|Table of Contents||Introduction|
Poquahoc Uhtuk is a place that was used prehistorically as a summer and fall “clambake” site. Food remains, shell heaps, fire pits, and ceramics were found in the area, showing evidence of indigenous occupation.
Appearing undeveloped, oral and documentary sources have indicated that Native American and / or African populations may have lived there at one time.
One isolated post-contact pit feature is interpreted as being afield or garden. Late 19th century documents relating to observations of this peninsula may identify the site as a “Negro Garden.” Further evidence in 2005 revealed the possibility of a plow being used. 1
Shell middens were found in the area, along with cooking pits used during the summer and fall months. The discoveries were viewed as similar to a modern day “clambake,” as the shellfish were slowly cooked. The site also featured deer remains, corn, and vegetables in a single pit.
Most of the food found during this study were shell-fish, including soft and hard clams, quahog, oysters, and shallow and deep water fish. Plant remains for corn and hickory nuts were also recovered.

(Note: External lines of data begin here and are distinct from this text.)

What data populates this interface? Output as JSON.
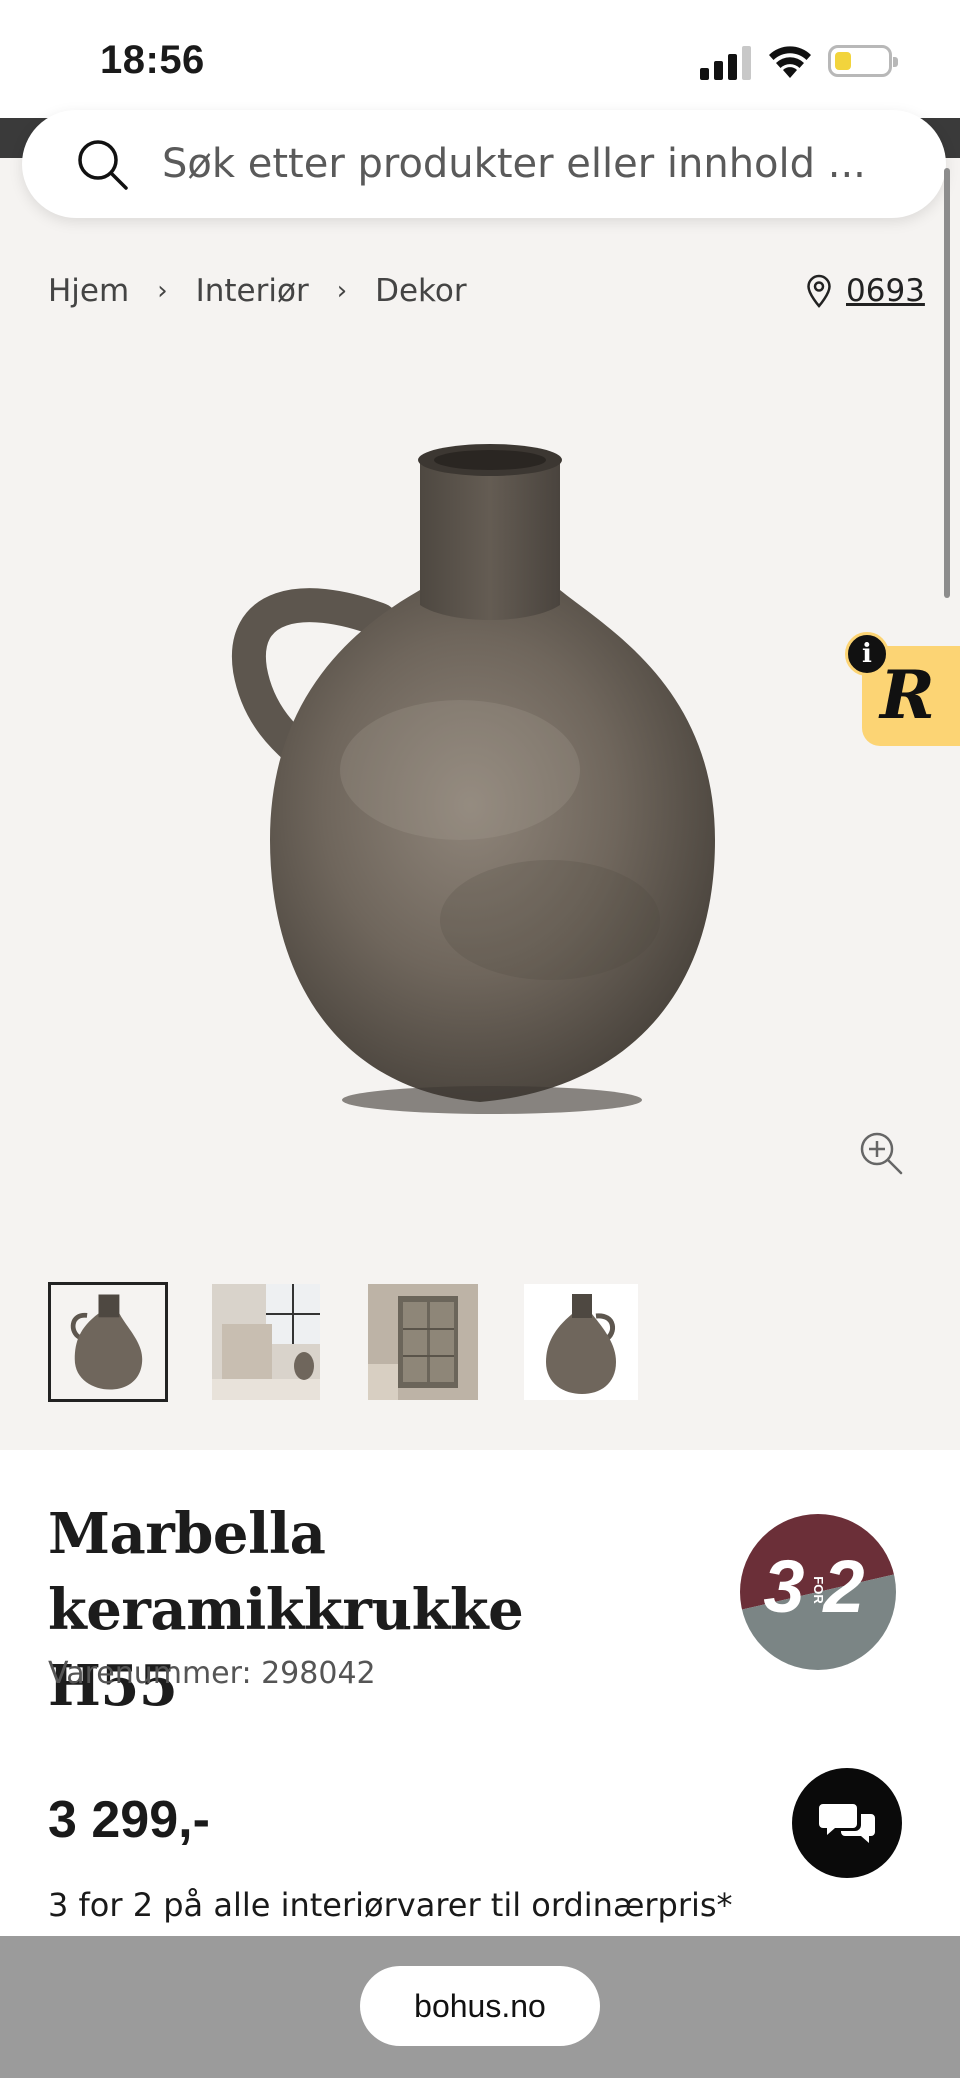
{
  "status_bar": {
    "time": "18:56",
    "icons": [
      "signal-icon",
      "wifi-icon",
      "battery-icon"
    ]
  },
  "search": {
    "placeholder": "Søk etter produkter eller innhold ...",
    "icon": "search-icon"
  },
  "breadcrumb": {
    "items": [
      {
        "label": "Hjem"
      },
      {
        "label": "Interiør"
      },
      {
        "label": "Dekor"
      }
    ],
    "separator": "›"
  },
  "store": {
    "icon": "location-pin-icon",
    "number": "0693"
  },
  "r_badge": {
    "letter": "R",
    "info": "i",
    "color": "#fcd474"
  },
  "thumbnails": [
    {
      "name": "vase-front",
      "active": true
    },
    {
      "name": "living-room-chair",
      "active": false
    },
    {
      "name": "shelf-cabinet",
      "active": false
    },
    {
      "name": "vase-side",
      "active": false
    }
  ],
  "product": {
    "title": "Marbella keramikkrukke H55",
    "sku_label": "Varenummer: ",
    "sku_value": "298042",
    "price": "3 299,-",
    "promo_text": "3 for 2 på alle interiørvarer til ordinærpris*"
  },
  "promo_badge": {
    "left": "3",
    "mid": "FOR",
    "right": "2",
    "color_top": "#6b2f38",
    "color_bottom": "#7b8585"
  },
  "chat": {
    "icon": "chat-bubbles-icon"
  },
  "browser": {
    "url": "bohus.no"
  },
  "colors": {
    "hero_background": "#f5f3f1",
    "browser_bar": "#9b9b9b"
  }
}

The archaeologists suggest that this was a site of a communal eating event.
In addition to the food remains and woods used to heat the pits, stone tool and a large collection of cermaics were found. The ceramics were decorated in a style associate with the 1000-600 before-present period.
Based on the dates of the ceramics, archaeologists believe that the peninsula was used over several generations, and these people were the ancestors of the Manhasset who lived on Shelter Island thousands of years before and during the establishment of Sylvester Manor in 1652.2
Additional material culture range from pre-contact lithics and ceramics through early 19th-century ceramics.
Poquahoc Uhtuk translates to “clam fire,” based on a recorded vocabulary of ‘Unquachog / Puspatuck[sic]’ collected by Thomas Jefferson at Brookhaven, Long Island on June 13, 1791.1
Although this site has been used for a long period of time as a clam baking and fish smoking site, it did not have a historical name.
Ruht was the original spelling recorded by Jefferson, however modern scholars suggest ‘r’ was silent or not pronounced generally.
- Gaynell Stone, Languages and Lore of the Long Island Indians pp.17 ↩